What if? What if we were to skip Isla Coronados, San Juanico, and Punta Pulpito altogether? That’s right. What if we just took off from Puerto Ballandra on Thursday morning and went through the night, arriving at Playa Santispac some 20 hours after we left? Arriving say at 10 or 11 o’clock on Friday morning. Just seemed such a waste to blow a couple of days that were predicted to be our perfect traveling weather. We’ve been to Isla Coronados. It’s beautiful. But, if it was just to be an overnight stop, who cares how beautiful it is? Same with San Juanico. So, we decided to take off no later than noon and just press on all the way to Playa Santispac.
True to form, we were underway by 10:15 instead of noon.
We were motoring along with the mainsail up for stability. We got a little bit of a breeze from behind, so I let the main out and we added another 0.4 to 0.5 knots to our speed. The seas were like glass. We were enjoying life.
Let me just take a second to say how much I love my Westerbeke 30B Three marine diesel engine. She’s a little workhorse. I love listening to her chuckling along below the cockpit sole. We were lucky on this trip to be able to run her at 2000 RPMs which is just a nice, comfortable (and comfortable-sounding) speed.

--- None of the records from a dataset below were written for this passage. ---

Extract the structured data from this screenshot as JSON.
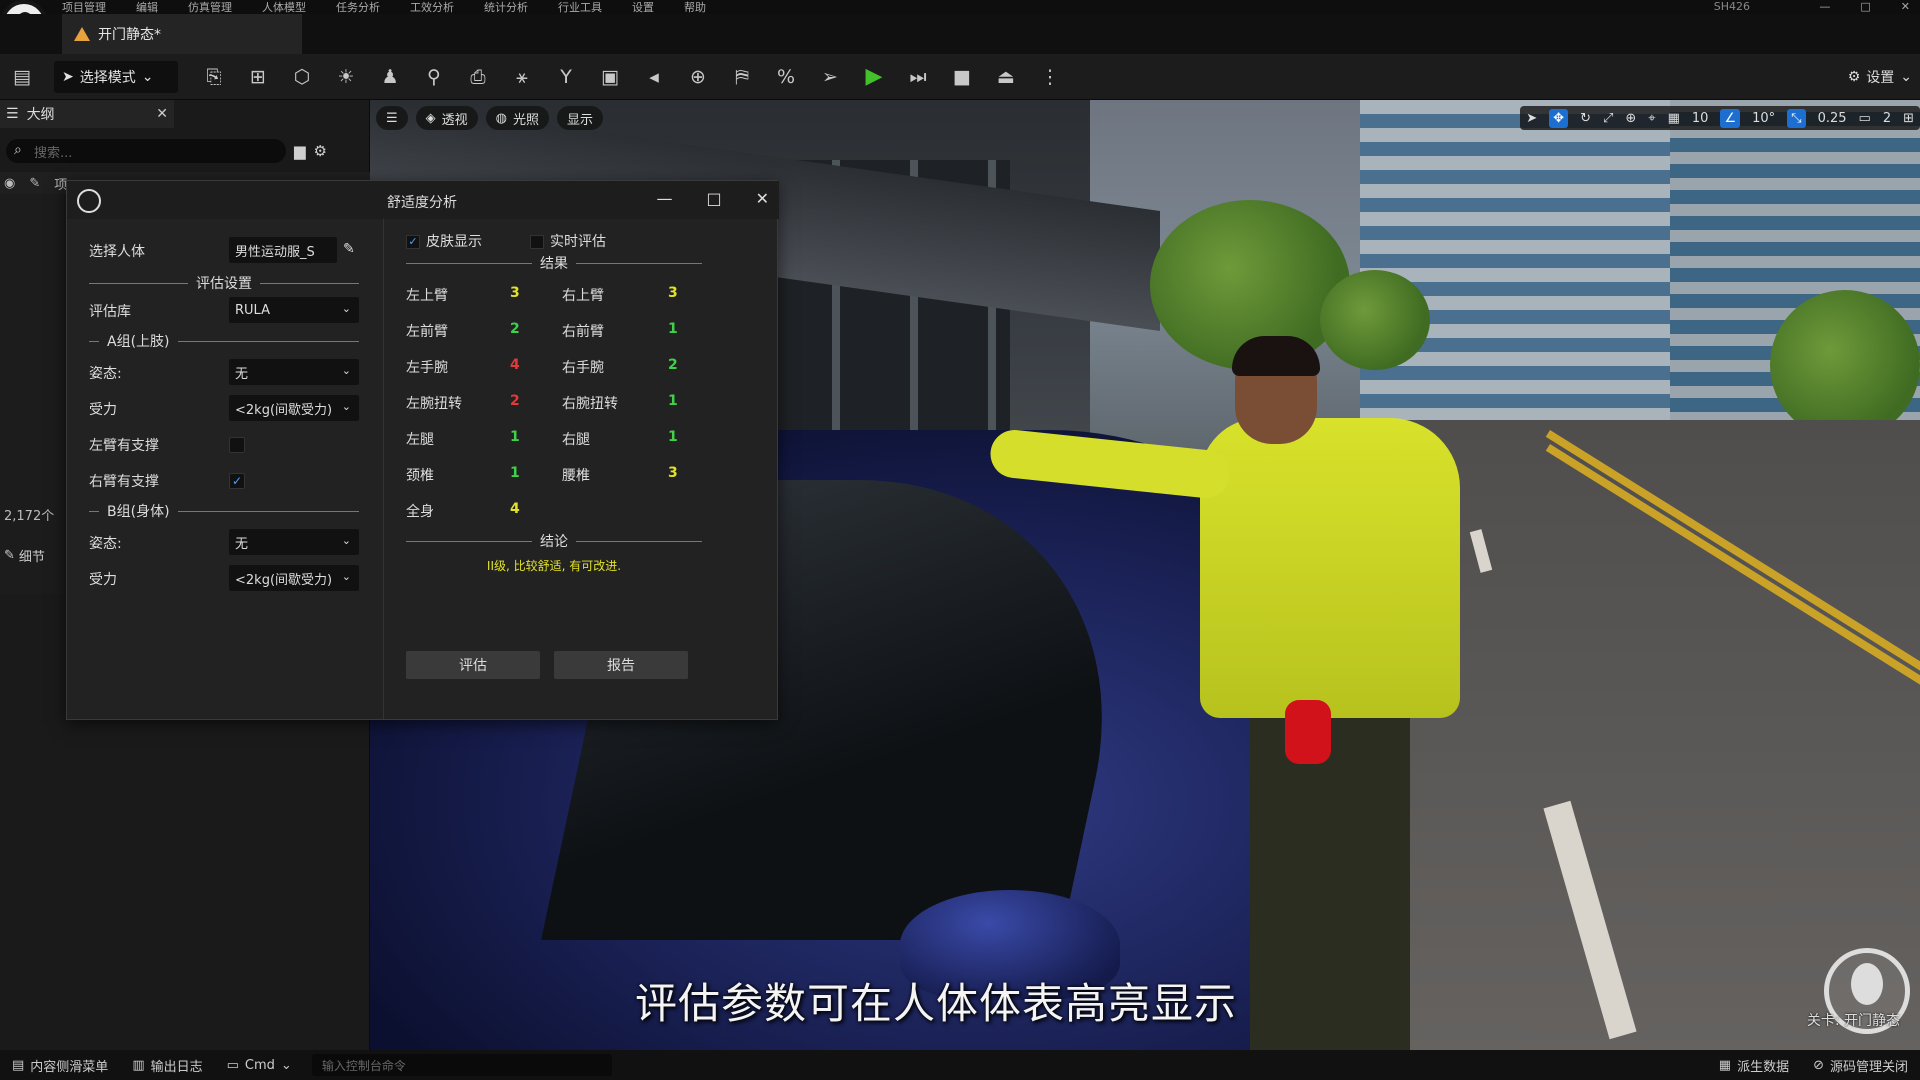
{
  "app": {
    "menu": [
      "项目管理",
      "编辑",
      "仿真管理",
      "人体模型",
      "任务分析",
      "工效分析",
      "统计分析",
      "行业工具",
      "设置",
      "帮助"
    ],
    "project_name": "SH426",
    "window_controls": [
      "—",
      "□",
      "✕"
    ]
  },
  "tab": {
    "title": "开门静态*"
  },
  "toolbar": {
    "mode_label": "选择模式",
    "settings_label": "设置"
  },
  "outliner": {
    "title": "大纲",
    "close": "✕",
    "search_placeholder": "搜索...",
    "column_label": "项",
    "item_count": "2,172个",
    "details_tab": "细节"
  },
  "viewport": {
    "pill_lit": "透视",
    "pill_lighting": "光照",
    "pill_show": "显示",
    "snap_grid": "10",
    "snap_angle": "10°",
    "snap_scale": "0.25",
    "camera_speed": "2",
    "subtitle": "评估参数可在人体体表高亮显示",
    "level_label": "关卡: 开门静态"
  },
  "dialog": {
    "title": "舒适度分析",
    "controls": [
      "—",
      "□",
      "✕"
    ],
    "select_human_label": "选择人体",
    "select_human_value": "男性运动服_S",
    "eval_settings": "评估设置",
    "eval_lib_label": "评估库",
    "eval_lib_value": "RULA",
    "group_a": "A组(上肢)",
    "a_posture_label": "姿态:",
    "a_posture_value": "无",
    "a_force_label": "受力",
    "a_force_value": "<2kg(间歇受力)",
    "left_arm_support": "左臂有支撑",
    "right_arm_support": "右臂有支撑",
    "group_b": "B组(身体)",
    "b_posture_label": "姿态:",
    "b_posture_value": "无",
    "b_force_label": "受力",
    "b_force_value": "<2kg(间歇受力)",
    "skin_display": "皮肤显示",
    "realtime_eval": "实时评估",
    "results_header": "结果",
    "results": [
      {
        "left_label": "左上臂",
        "left_value": "3",
        "right_label": "右上臂",
        "right_value": "3"
      },
      {
        "left_label": "左前臂",
        "left_value": "2",
        "right_label": "右前臂",
        "right_value": "1"
      },
      {
        "left_label": "左手腕",
        "left_value": "4",
        "right_label": "右手腕",
        "right_value": "2"
      },
      {
        "left_label": "左腕扭转",
        "left_value": "2",
        "right_label": "右腕扭转",
        "right_value": "1"
      },
      {
        "left_label": "左腿",
        "left_value": "1",
        "right_label": "右腿",
        "right_value": "1"
      },
      {
        "left_label": "颈椎",
        "left_value": "1",
        "right_label": "腰椎",
        "right_value": "3"
      }
    ],
    "total_label": "全身",
    "total_value": "4",
    "conclusion_header": "结论",
    "conclusion_text": "II级, 比较舒适, 有可改进.",
    "eval_button": "评估",
    "report_button": "报告"
  },
  "colors": {
    "score_3": "#e1e12a",
    "score_2": "#3fd14a",
    "score_1": "#3fd14a",
    "score_4_red": "#e23a3a",
    "score_4_total": "#e1e12a",
    "accent_blue": "#1c6fd1",
    "play_green": "#43c12b"
  },
  "statusbar": {
    "content_drawer": "内容侧滑菜单",
    "output_log": "输出日志",
    "cmd": "Cmd",
    "cmd_placeholder": "输入控制台命令",
    "derived_data": "派生数据",
    "source_control": "源码管理关闭"
  }
}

Our trip north was planned for overnight. We figured it’d take us 20 hours or so to reach Santispac. So, let’s see… 20 hours after our departure time of 10:15 AM puts us at Santispac at 6:15 AM. But wait! The sun doesn’t come up until after 7:00. Is this going to be a problem? We decided that, since we’d always seen our speed drop somewhere in a trip, it’d probably all work out. Uh-huh….
We were scooting along at a steady 4.0 to 4.3 knots and the GPS is showing arrival times on the dark side of dawn. No matter. I’m sure we’ll slow down somewhere along the line resulting in a later arrival time. As it turned out, not so much.

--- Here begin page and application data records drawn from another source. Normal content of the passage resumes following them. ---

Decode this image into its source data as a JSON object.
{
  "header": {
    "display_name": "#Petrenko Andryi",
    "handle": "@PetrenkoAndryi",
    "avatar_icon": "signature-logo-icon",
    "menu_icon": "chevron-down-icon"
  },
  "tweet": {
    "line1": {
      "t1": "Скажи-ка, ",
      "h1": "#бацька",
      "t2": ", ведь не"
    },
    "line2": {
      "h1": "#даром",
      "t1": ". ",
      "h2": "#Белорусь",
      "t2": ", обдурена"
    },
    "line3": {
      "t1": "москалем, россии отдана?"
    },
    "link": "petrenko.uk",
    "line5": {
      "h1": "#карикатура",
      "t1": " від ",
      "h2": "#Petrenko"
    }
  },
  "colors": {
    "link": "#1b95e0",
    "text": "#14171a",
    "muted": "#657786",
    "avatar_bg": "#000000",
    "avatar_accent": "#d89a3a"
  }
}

We had a very pleasant “sail” through the night. Almost no contacts at all and the ones we did see were very far away from us and showing no evidence of closing the gap. We had a bright moon for much of the trip but the cloud cover obscured it at various times. Even though we’re very tired when we complete one of these overnighters, we really love these trips. Something magical about the big old empty Sea at night and the fact that the next morning we’re far away from where we left (in sailboat terms anyway) is just cool.

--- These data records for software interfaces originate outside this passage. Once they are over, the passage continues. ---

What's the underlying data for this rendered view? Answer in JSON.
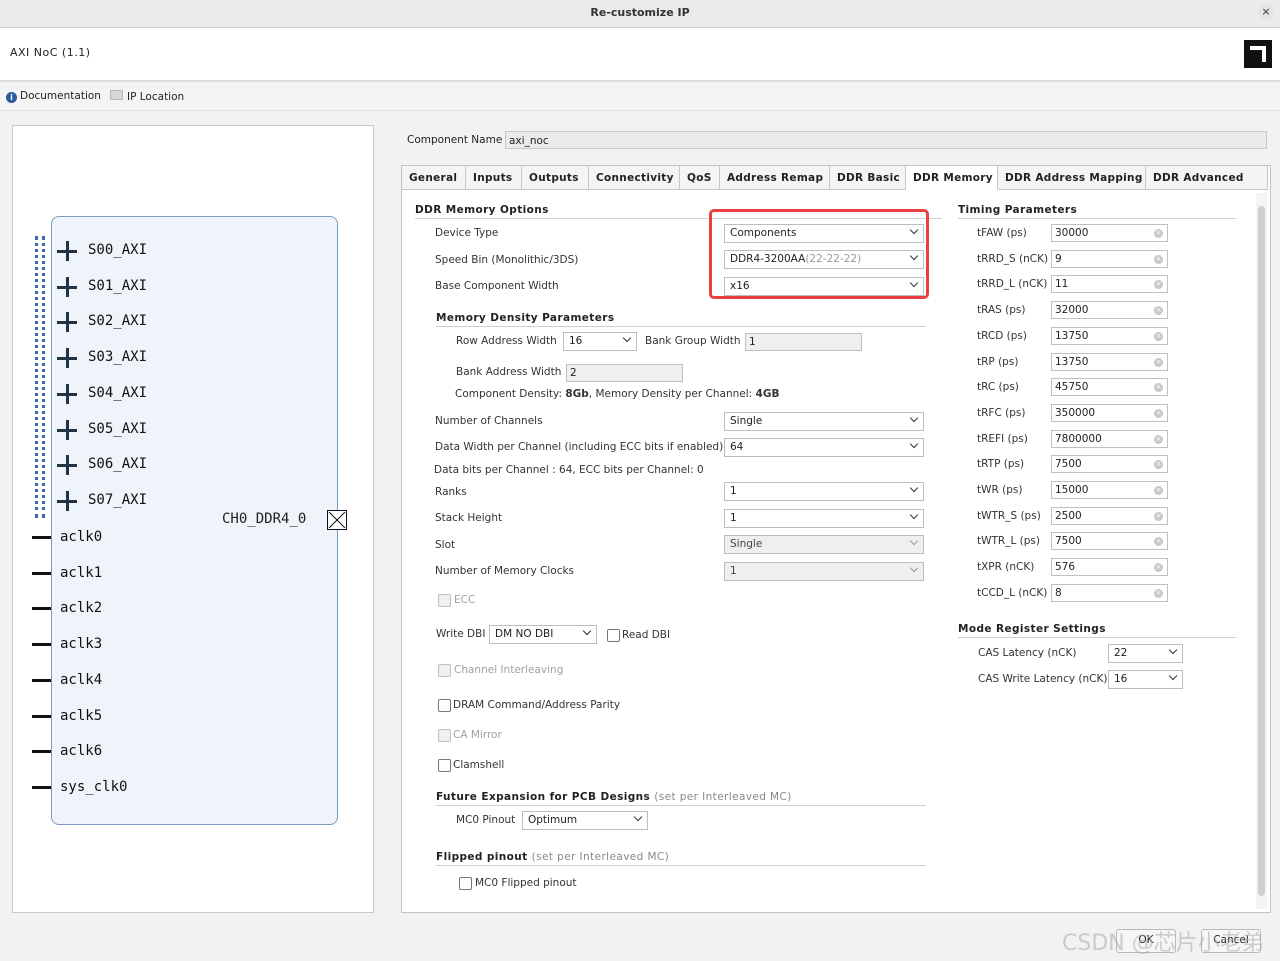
{
  "window": {
    "title": "Re-customize IP",
    "close": "×"
  },
  "ip": {
    "name": "AXI NoC (1.1)"
  },
  "links": {
    "documentation": "Documentation",
    "ip_location": "IP Location"
  },
  "block": {
    "axi_ports": [
      "S00_AXI",
      "S01_AXI",
      "S02_AXI",
      "S03_AXI",
      "S04_AXI",
      "S05_AXI",
      "S06_AXI",
      "S07_AXI"
    ],
    "clock_ports": [
      "aclk0",
      "aclk1",
      "aclk2",
      "aclk3",
      "aclk4",
      "aclk5",
      "aclk6",
      "sys_clk0"
    ],
    "output_port": "CH0_DDR4_0"
  },
  "component": {
    "label": "Component Name",
    "value": "axi_noc"
  },
  "tabs": [
    "General",
    "Inputs",
    "Outputs",
    "Connectivity",
    "QoS",
    "Address Remap",
    "DDR Basic",
    "DDR Memory",
    "DDR Address Mapping",
    "DDR Advanced"
  ],
  "active_tab": "DDR Memory",
  "ddr_options": {
    "title": "DDR Memory Options",
    "device_type": {
      "label": "Device Type",
      "value": "Components"
    },
    "speed_bin": {
      "label": "Speed Bin (Monolithic/3DS)",
      "value": "DDR4-3200AA",
      "suffix": "(22-22-22)"
    },
    "base_width": {
      "label": "Base Component Width",
      "value": "x16"
    }
  },
  "density": {
    "title": "Memory Density Parameters",
    "row_addr": {
      "label": "Row Address Width",
      "value": "16"
    },
    "bank_group": {
      "label": "Bank Group Width",
      "value": "1"
    },
    "bank_addr": {
      "label": "Bank Address Width",
      "value": "2"
    },
    "summary_a": "Component Density: ",
    "summary_b": "8Gb",
    "summary_c": ", Memory Density per Channel: ",
    "summary_d": "4GB"
  },
  "channels": {
    "label": "Number of Channels",
    "value": "Single"
  },
  "data_width": {
    "label": "Data Width per Channel (including ECC bits if enabled)",
    "value": "64"
  },
  "data_bits_note": "Data bits per Channel : 64, ECC bits per Channel: 0",
  "ranks": {
    "label": "Ranks",
    "value": "1"
  },
  "stack": {
    "label": "Stack Height",
    "value": "1"
  },
  "slot": {
    "label": "Slot",
    "value": "Single"
  },
  "mem_clocks": {
    "label": "Number of Memory Clocks",
    "value": "1"
  },
  "ecc": "ECC",
  "write_dbi": {
    "label": "Write DBI",
    "value": "DM NO DBI"
  },
  "read_dbi": "Read DBI",
  "channel_interleaving": "Channel Interleaving",
  "dram_parity": "DRAM Command/Address Parity",
  "ca_mirror": "CA Mirror",
  "clamshell": "Clamshell",
  "future": {
    "title": "Future Expansion for PCB Designs",
    "note": "(set per Interleaved MC)",
    "pinout_label": "MC0 Pinout",
    "pinout_value": "Optimum"
  },
  "flipped": {
    "title": "Flipped pinout",
    "note": "(set per Interleaved MC)",
    "checkbox": "MC0 Flipped pinout"
  },
  "timing": {
    "title": "Timing Parameters",
    "params": [
      {
        "label": "tFAW (ps)",
        "value": "30000"
      },
      {
        "label": "tRRD_S (nCK)",
        "value": "9"
      },
      {
        "label": "tRRD_L (nCK)",
        "value": "11"
      },
      {
        "label": "tRAS (ps)",
        "value": "32000"
      },
      {
        "label": "tRCD (ps)",
        "value": "13750"
      },
      {
        "label": "tRP (ps)",
        "value": "13750"
      },
      {
        "label": "tRC (ps)",
        "value": "45750"
      },
      {
        "label": "tRFC (ps)",
        "value": "350000"
      },
      {
        "label": "tREFI (ps)",
        "value": "7800000"
      },
      {
        "label": "tRTP (ps)",
        "value": "7500"
      },
      {
        "label": "tWR (ps)",
        "value": "15000"
      },
      {
        "label": "tWTR_S (ps)",
        "value": "2500"
      },
      {
        "label": "tWTR_L (ps)",
        "value": "7500"
      },
      {
        "label": "tXPR (nCK)",
        "value": "576"
      },
      {
        "label": "tCCD_L (nCK)",
        "value": "8"
      }
    ]
  },
  "mode_register": {
    "title": "Mode Register Settings",
    "cas_latency": {
      "label": "CAS Latency (nCK)",
      "value": "22"
    },
    "cas_write": {
      "label": "CAS Write Latency (nCK)",
      "value": "16"
    }
  },
  "buttons": {
    "ok": "OK",
    "cancel": "Cancel"
  },
  "watermark": "CSDN @芯片小老弟",
  "colors": {
    "highlight": "#e8413f",
    "port_pin": "#3a6aa8",
    "block_fill": "#eef4fa"
  }
}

I had the watch during the final leg into Santispac and I wasn’t too happy about stuff. We were definitely going to get there before sunrise. We have good GPS waypoints to allow us to enter in the dark but, the GPS doesn’t show us the boats at anchor. And, since about half the boats in any given anchorage either show no anchor light or use an anemic garden light which, by dawn, is generally so dim as to be useless, I wanted to figure out how to slow down enough to NOT arrive before sunrise. The first, most obvious, thing to do was to slow the engine down. I dropped down to 1500 RPMs. Checked the GPS-predicted arrival time and found that the slow-down helped, but maybe not enough. Forty minutes later I dropped to 1200 RPMs. The engine is basically almost idling in gear at this point. However, it was still dark when I reached the last waypoint before turning in to Santispac. Knowing we needed some time but not a lot of time, I chose to turn a couple of big donuts before making the final approach. This seemed to finally do the trick.
We are now safely anchored at Santispac, Bahia Concepcion along with 4 other boats. We went ashore to Ana’s Restaurant/bakery/bar for some cervezas and tacos (camarones for Lulu, pescado for me). Most of the RVers are gone but there are a few Mexican family camps already being put together. Next week is Semana Santa (Holy Week), and Mexicans generally see that as a reason to party for a week. And they like to do it at the beach. By next week, the beach will be chuck-a-block with tents, RVs, etc. All pumping out music at an incredible volume. The jet-skiers will be having a ball and it will be a generally noisy place for about a week. That’s when it’s nice to live on a boat anchored offshore far enough to have a little privacy.
So, we’re going to hole up here for a week or two. We’ll be watching for a really calm forecast for our crossing to San Carlos. It’s almost exactly the same distance as we went last night so 2 days of great weather will be perfect. But for now, we’re just chillin’.